**SUPPLIED INFORMATION**
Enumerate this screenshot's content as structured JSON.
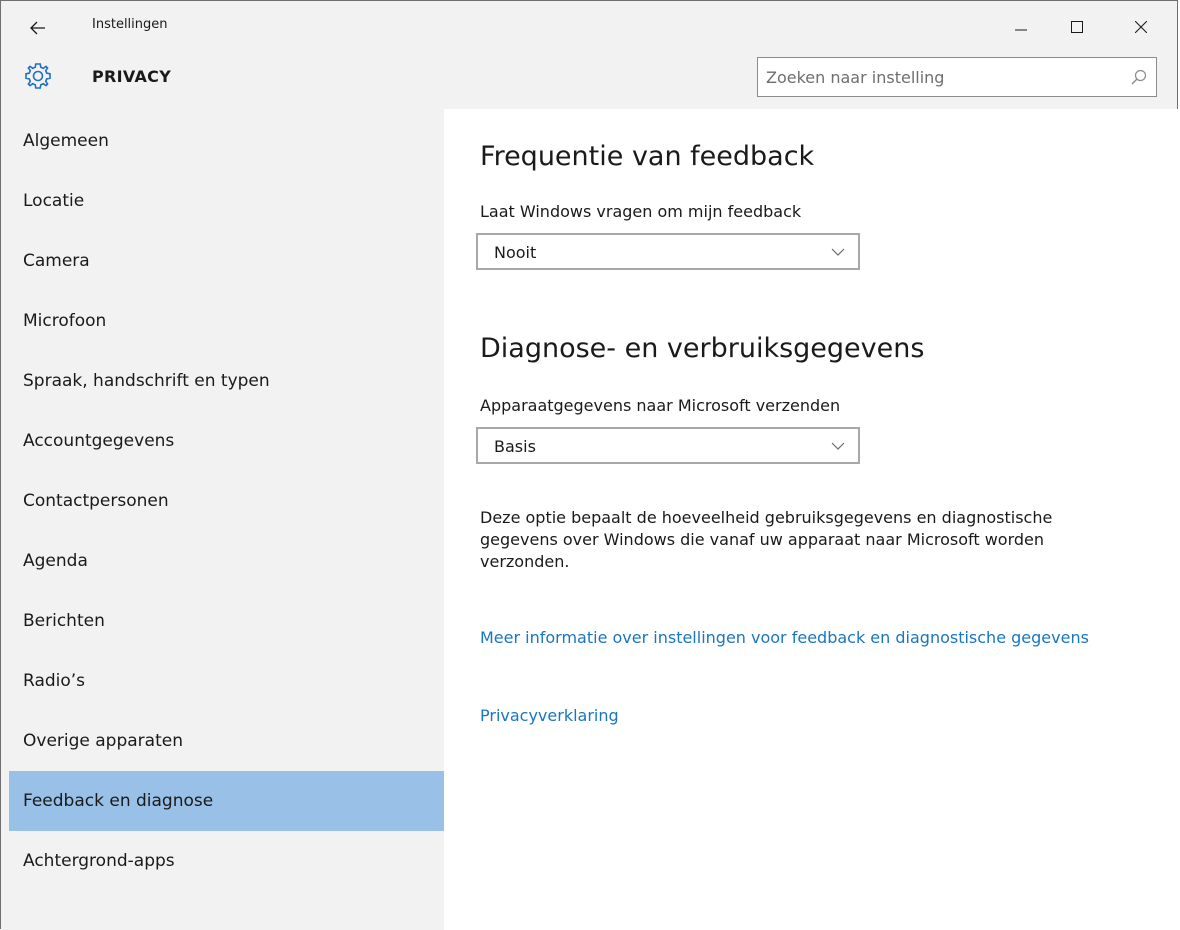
{
  "window": {
    "app_title": "Instellingen",
    "controls": {
      "minimize_glyph": "–",
      "maximize_glyph": "☐",
      "close_glyph": "✕"
    }
  },
  "header": {
    "icon": "gear-icon",
    "title": "PRIVACY",
    "search": {
      "placeholder": "Zoeken naar instelling",
      "value": "",
      "icon": "search-icon"
    }
  },
  "sidebar": {
    "items": [
      {
        "label": "Algemeen",
        "selected": false
      },
      {
        "label": "Locatie",
        "selected": false
      },
      {
        "label": "Camera",
        "selected": false
      },
      {
        "label": "Microfoon",
        "selected": false
      },
      {
        "label": "Spraak, handschrift en typen",
        "selected": false
      },
      {
        "label": "Accountgegevens",
        "selected": false
      },
      {
        "label": "Contactpersonen",
        "selected": false
      },
      {
        "label": "Agenda",
        "selected": false
      },
      {
        "label": "Berichten",
        "selected": false
      },
      {
        "label": "Radio’s",
        "selected": false
      },
      {
        "label": "Overige apparaten",
        "selected": false
      },
      {
        "label": "Feedback en diagnose",
        "selected": true
      },
      {
        "label": "Achtergrond-apps",
        "selected": false
      }
    ],
    "selected_color": "#99c0e7"
  },
  "main": {
    "feedback": {
      "heading": "Frequentie van feedback",
      "label": "Laat Windows vragen om mijn feedback",
      "dropdown_value": "Nooit"
    },
    "diagnostics": {
      "heading": "Diagnose- en verbruiksgegevens",
      "label": "Apparaatgegevens naar Microsoft verzenden",
      "dropdown_value": "Basis",
      "description": "Deze optie bepaalt de hoeveelheid gebruiksgegevens en diagnostische gegevens over Windows die vanaf uw apparaat naar Microsoft worden verzonden."
    },
    "links": {
      "more_info": "Meer informatie over instellingen voor feedback en diagnostische gegevens",
      "privacy_statement": "Privacyverklaring"
    },
    "link_color": "#1976c0"
  }
}
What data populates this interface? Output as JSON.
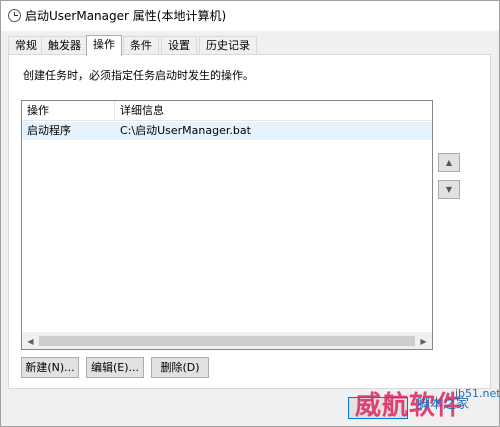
{
  "window": {
    "title": "启动UserManager 属性(本地计算机)",
    "icon": "clock-icon"
  },
  "tabs": [
    {
      "label": "常规"
    },
    {
      "label": "触发器"
    },
    {
      "label": "操作",
      "active": true
    },
    {
      "label": "条件"
    },
    {
      "label": "设置"
    },
    {
      "label": "历史记录"
    }
  ],
  "panel": {
    "instruction": "创建任务时，必须指定任务启动时发生的操作。"
  },
  "listview": {
    "columns": [
      "操作",
      "详细信息"
    ],
    "rows": [
      {
        "action": "启动程序",
        "details": "C:\\启动UserManager.bat"
      }
    ]
  },
  "buttons": {
    "new": "新建(N)...",
    "edit": "编辑(E)...",
    "delete": "删除(D)"
  },
  "side_buttons": {
    "up_icon": "arrow-up-icon",
    "down_icon": "arrow-down-icon"
  },
  "watermark": {
    "main": "威航软件",
    "sub": "脚本之家",
    "url": "jb51.net"
  },
  "colors": {
    "window_bg": "#f0f0f0",
    "panel_bg": "#ffffff",
    "selected_row": "#e5f3ff",
    "focus_border": "#0078d7",
    "watermark_red": "#e0245e",
    "watermark_blue": "#1e6fb8"
  }
}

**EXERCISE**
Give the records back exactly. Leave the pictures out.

**EXERCISE RESPONSE**
Enumerate this screenshot's content as structured JSON.
{
  "window": {
    "app_title": "Instellingen",
    "controls": {
      "minimize_glyph": "–",
      "maximize_glyph": "☐",
      "close_glyph": "✕"
    }
  },
  "header": {
    "icon": "gear-icon",
    "title": "PRIVACY",
    "search": {
      "placeholder": "Zoeken naar instelling",
      "value": "",
      "icon": "search-icon"
    }
  },
  "sidebar": {
    "items": [
      {
        "label": "Algemeen",
        "selected": false
      },
      {
        "label": "Locatie",
        "selected": false
      },
      {
        "label": "Camera",
        "selected": false
      },
      {
        "label": "Microfoon",
        "selected": false
      },
      {
        "label": "Spraak, handschrift en typen",
        "selected": false
      },
      {
        "label": "Accountgegevens",
        "selected": false
      },
      {
        "label": "Contactpersonen",
        "selected": false
      },
      {
        "label": "Agenda",
        "selected": false
      },
      {
        "label": "Berichten",
        "selected": false
      },
      {
        "label": "Radio’s",
        "selected": false
      },
      {
        "label": "Overige apparaten",
        "selected": false
      },
      {
        "label": "Feedback en diagnose",
        "selected": true
      },
      {
        "label": "Achtergrond-apps",
        "selected": false
      }
    ],
    "selected_color": "#99c0e7"
  },
  "main": {
    "feedback": {
      "heading": "Frequentie van feedback",
      "label": "Laat Windows vragen om mijn feedback",
      "dropdown_value": "Nooit"
    },
    "diagnostics": {
      "heading": "Diagnose- en verbruiksgegevens",
      "label": "Apparaatgegevens naar Microsoft verzenden",
      "dropdown_value": "Basis",
      "description": "Deze optie bepaalt de hoeveelheid gebruiksgegevens en diagnostische gegevens over Windows die vanaf uw apparaat naar Microsoft worden verzonden."
    },
    "links": {
      "more_info": "Meer informatie over instellingen voor feedback en diagnostische gegevens",
      "privacy_statement": "Privacyverklaring"
    },
    "link_color": "#1976c0"
  }
}
What data populates this interface? Output as JSON.
{
  "window": {
    "title": "启动UserManager 属性(本地计算机)",
    "icon": "clock-icon"
  },
  "tabs": [
    {
      "label": "常规"
    },
    {
      "label": "触发器"
    },
    {
      "label": "操作",
      "active": true
    },
    {
      "label": "条件"
    },
    {
      "label": "设置"
    },
    {
      "label": "历史记录"
    }
  ],
  "panel": {
    "instruction": "创建任务时，必须指定任务启动时发生的操作。"
  },
  "listview": {
    "columns": [
      "操作",
      "详细信息"
    ],
    "rows": [
      {
        "action": "启动程序",
        "details": "C:\\启动UserManager.bat"
      }
    ]
  },
  "buttons": {
    "new": "新建(N)...",
    "edit": "编辑(E)...",
    "delete": "删除(D)"
  },
  "side_buttons": {
    "up_icon": "arrow-up-icon",
    "down_icon": "arrow-down-icon"
  },
  "watermark": {
    "main": "威航软件",
    "sub": "脚本之家",
    "url": "jb51.net"
  },
  "colors": {
    "window_bg": "#f0f0f0",
    "panel_bg": "#ffffff",
    "selected_row": "#e5f3ff",
    "focus_border": "#0078d7",
    "watermark_red": "#e0245e",
    "watermark_blue": "#1e6fb8"
  }
}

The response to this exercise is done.